- _Your instructions_: Could you retype every entry below exactly as written?

- _Dataset extract_:
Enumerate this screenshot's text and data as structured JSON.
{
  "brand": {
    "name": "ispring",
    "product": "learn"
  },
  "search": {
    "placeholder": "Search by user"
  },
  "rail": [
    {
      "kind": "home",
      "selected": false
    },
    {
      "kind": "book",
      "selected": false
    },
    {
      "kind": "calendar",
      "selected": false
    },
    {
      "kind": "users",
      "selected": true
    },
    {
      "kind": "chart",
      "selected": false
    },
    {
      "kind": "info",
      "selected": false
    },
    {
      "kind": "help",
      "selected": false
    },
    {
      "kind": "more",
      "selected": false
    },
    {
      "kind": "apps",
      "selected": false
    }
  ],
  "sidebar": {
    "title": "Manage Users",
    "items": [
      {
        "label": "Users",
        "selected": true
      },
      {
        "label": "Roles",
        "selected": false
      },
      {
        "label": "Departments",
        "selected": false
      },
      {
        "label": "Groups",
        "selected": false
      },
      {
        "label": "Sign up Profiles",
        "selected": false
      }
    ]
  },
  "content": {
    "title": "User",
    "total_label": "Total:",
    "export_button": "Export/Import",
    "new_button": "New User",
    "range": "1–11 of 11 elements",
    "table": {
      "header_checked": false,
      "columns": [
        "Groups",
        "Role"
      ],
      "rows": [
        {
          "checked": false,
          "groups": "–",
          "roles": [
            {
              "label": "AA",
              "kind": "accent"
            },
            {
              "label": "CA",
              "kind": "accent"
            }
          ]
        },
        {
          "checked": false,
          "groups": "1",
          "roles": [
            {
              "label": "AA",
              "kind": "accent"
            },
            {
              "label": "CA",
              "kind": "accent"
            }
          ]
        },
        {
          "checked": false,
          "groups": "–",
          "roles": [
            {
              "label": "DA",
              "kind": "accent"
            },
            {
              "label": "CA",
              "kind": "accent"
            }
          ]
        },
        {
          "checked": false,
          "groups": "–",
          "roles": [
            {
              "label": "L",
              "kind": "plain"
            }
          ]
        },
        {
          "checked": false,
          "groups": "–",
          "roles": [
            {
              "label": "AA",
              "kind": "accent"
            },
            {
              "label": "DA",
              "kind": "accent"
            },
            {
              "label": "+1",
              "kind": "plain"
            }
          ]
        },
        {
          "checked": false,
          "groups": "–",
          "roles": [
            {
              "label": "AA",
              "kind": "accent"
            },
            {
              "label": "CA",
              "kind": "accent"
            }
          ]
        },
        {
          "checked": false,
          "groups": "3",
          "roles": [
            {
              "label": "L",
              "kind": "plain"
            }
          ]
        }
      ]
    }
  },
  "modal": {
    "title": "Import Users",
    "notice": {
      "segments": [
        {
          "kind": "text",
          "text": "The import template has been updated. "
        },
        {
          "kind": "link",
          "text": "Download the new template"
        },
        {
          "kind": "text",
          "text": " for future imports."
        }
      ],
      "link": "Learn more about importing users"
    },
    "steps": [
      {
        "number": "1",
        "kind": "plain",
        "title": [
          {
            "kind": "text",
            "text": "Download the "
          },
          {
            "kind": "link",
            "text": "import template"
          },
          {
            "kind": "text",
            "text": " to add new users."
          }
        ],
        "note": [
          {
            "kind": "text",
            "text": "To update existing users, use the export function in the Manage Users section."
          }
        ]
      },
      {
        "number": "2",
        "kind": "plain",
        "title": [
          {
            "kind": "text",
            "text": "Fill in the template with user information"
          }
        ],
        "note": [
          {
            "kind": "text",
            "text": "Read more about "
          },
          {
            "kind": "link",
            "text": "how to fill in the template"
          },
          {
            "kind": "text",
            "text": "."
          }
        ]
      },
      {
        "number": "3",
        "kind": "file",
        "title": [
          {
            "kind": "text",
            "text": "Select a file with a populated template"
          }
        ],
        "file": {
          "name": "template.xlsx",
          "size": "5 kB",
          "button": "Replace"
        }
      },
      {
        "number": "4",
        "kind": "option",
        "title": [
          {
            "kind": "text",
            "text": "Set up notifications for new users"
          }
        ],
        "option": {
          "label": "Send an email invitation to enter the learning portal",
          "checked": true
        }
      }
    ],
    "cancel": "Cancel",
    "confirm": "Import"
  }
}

- _Response to the exercise_:
Enumerate this screenshot's text and data as structured JSON.
{
  "brand": {
    "name": "ispring",
    "product": "learn"
  },
  "search": {
    "placeholder": "Search by user"
  },
  "rail": [
    {
      "kind": "home",
      "selected": false
    },
    {
      "kind": "book",
      "selected": false
    },
    {
      "kind": "calendar",
      "selected": false
    },
    {
      "kind": "users",
      "selected": true
    },
    {
      "kind": "chart",
      "selected": false
    },
    {
      "kind": "info",
      "selected": false
    },
    {
      "kind": "help",
      "selected": false
    },
    {
      "kind": "more",
      "selected": false
    },
    {
      "kind": "apps",
      "selected": false
    }
  ],
  "sidebar": {
    "title": "Manage Users",
    "items": [
      {
        "label": "Users",
        "selected": true
      },
      {
        "label": "Roles",
        "selected": false
      },
      {
        "label": "Departments",
        "selected": false
      },
      {
        "label": "Groups",
        "selected": false
      },
      {
        "label": "Sign up Profiles",
        "selected": false
      }
    ]
  },
  "content": {
    "title": "User",
    "total_label": "Total:",
    "export_button": "Export/Import",
    "new_button": "New User",
    "range": "1–11 of 11 elements",
    "table": {
      "header_checked": false,
      "columns": [
        "Groups",
        "Role"
      ],
      "rows": [
        {
          "checked": false,
          "groups": "–",
          "roles": [
            {
              "label": "AA",
              "kind": "accent"
            },
            {
              "label": "CA",
              "kind": "accent"
            }
          ]
        },
        {
          "checked": false,
          "groups": "1",
          "roles": [
            {
              "label": "AA",
              "kind": "accent"
            },
            {
              "label": "CA",
              "kind": "accent"
            }
          ]
        },
        {
          "checked": false,
          "groups": "–",
          "roles": [
            {
              "label": "DA",
              "kind": "accent"
            },
            {
              "label": "CA",
              "kind": "accent"
            }
          ]
        },
        {
          "checked": false,
          "groups": "–",
          "roles": [
            {
              "label": "L",
              "kind": "plain"
            }
          ]
        },
        {
          "checked": false,
          "groups": "–",
          "roles": [
            {
              "label": "AA",
              "kind": "accent"
            },
            {
              "label": "DA",
              "kind": "accent"
            },
            {
              "label": "+1",
              "kind": "plain"
            }
          ]
        },
        {
          "checked": false,
          "groups": "–",
          "roles": [
            {
              "label": "AA",
              "kind": "accent"
            },
            {
              "label": "CA",
              "kind": "accent"
            }
          ]
        },
        {
          "checked": false,
          "groups": "3",
          "roles": [
            {
              "label": "L",
              "kind": "plain"
            }
          ]
        }
      ]
    }
  },
  "modal": {
    "title": "Import Users",
    "notice": {
      "segments": [
        {
          "kind": "text",
          "text": "The import template has been updated. "
        },
        {
          "kind": "link",
          "text": "Download the new template"
        },
        {
          "kind": "text",
          "text": " for future imports."
        }
      ],
      "link": "Learn more about importing users"
    },
    "steps": [
      {
        "number": "1",
        "kind": "plain",
        "title": [
          {
            "kind": "text",
            "text": "Download the "
          },
          {
            "kind": "link",
            "text": "import template"
          },
          {
            "kind": "text",
            "text": " to add new users."
          }
        ],
        "note": [
          {
            "kind": "text",
            "text": "To update existing users, use the export function in the Manage Users section."
          }
        ]
      },
      {
        "number": "2",
        "kind": "plain",
        "title": [
          {
            "kind": "text",
            "text": "Fill in the template with user information"
          }
        ],
        "note": [
          {
            "kind": "text",
            "text": "Read more about "
          },
          {
            "kind": "link",
            "text": "how to fill in the template"
          },
          {
            "kind": "text",
            "text": "."
          }
        ]
      },
      {
        "number": "3",
        "kind": "file",
        "title": [
          {
            "kind": "text",
            "text": "Select a file with a populated template"
          }
        ],
        "file": {
          "name": "template.xlsx",
          "size": "5 kB",
          "button": "Replace"
        }
      },
      {
        "number": "4",
        "kind": "option",
        "title": [
          {
            "kind": "text",
            "text": "Set up notifications for new users"
          }
        ],
        "option": {
          "label": "Send an email invitation to enter the learning portal",
          "checked": true
        }
      }
    ],
    "cancel": "Cancel",
    "confirm": "Import"
  }
}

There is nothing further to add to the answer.